Data records for software interfaces:
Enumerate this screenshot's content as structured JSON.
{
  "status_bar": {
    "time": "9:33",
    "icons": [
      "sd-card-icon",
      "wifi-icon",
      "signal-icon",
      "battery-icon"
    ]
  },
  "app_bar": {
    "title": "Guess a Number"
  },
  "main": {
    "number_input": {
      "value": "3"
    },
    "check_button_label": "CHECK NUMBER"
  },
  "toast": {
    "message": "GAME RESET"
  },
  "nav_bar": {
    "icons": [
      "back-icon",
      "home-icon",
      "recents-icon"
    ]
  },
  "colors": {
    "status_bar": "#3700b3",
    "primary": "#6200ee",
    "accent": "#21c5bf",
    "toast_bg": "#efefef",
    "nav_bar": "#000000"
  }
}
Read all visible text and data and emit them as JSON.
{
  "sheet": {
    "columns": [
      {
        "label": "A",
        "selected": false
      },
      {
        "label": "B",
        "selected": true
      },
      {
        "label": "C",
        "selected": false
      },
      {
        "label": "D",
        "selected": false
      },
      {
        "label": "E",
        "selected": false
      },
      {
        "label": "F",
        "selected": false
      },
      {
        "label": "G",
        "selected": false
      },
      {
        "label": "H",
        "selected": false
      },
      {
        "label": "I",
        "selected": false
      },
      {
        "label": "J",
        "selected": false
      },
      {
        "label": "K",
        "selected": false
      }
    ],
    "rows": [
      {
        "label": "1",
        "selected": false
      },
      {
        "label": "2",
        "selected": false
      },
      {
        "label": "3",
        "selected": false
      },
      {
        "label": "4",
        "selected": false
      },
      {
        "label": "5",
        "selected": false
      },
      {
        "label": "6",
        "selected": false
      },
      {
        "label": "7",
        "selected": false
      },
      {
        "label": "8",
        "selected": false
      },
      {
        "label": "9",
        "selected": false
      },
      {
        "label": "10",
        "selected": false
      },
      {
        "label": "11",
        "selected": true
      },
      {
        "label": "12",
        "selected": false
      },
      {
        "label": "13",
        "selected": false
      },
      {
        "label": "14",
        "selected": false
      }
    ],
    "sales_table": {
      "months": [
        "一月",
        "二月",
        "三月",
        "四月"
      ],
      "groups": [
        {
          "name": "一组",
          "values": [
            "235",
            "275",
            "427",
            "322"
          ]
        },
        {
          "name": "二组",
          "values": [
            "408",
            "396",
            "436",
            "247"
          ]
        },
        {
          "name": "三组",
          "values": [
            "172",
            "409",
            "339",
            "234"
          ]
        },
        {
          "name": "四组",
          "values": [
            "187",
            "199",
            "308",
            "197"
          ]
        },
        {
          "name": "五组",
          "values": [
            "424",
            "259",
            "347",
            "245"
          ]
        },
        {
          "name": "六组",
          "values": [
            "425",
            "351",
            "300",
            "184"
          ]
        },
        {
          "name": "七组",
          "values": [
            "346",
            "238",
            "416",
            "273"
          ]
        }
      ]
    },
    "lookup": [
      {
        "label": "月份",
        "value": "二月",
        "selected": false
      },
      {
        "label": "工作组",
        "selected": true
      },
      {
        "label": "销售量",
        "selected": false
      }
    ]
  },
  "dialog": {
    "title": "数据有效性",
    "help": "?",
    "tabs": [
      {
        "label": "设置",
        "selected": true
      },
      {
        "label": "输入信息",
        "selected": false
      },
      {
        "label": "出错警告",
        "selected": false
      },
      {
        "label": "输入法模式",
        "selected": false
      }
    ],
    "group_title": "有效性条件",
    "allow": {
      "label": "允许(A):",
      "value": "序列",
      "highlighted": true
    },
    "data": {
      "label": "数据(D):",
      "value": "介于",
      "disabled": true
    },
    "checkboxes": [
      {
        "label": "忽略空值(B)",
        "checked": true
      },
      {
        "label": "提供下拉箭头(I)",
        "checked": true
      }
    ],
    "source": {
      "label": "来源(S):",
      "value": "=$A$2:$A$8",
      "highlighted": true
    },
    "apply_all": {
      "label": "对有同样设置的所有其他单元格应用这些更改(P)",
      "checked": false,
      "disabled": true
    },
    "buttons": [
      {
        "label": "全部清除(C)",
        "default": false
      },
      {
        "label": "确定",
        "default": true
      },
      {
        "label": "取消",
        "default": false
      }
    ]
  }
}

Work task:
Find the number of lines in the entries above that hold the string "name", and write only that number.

The answer:
7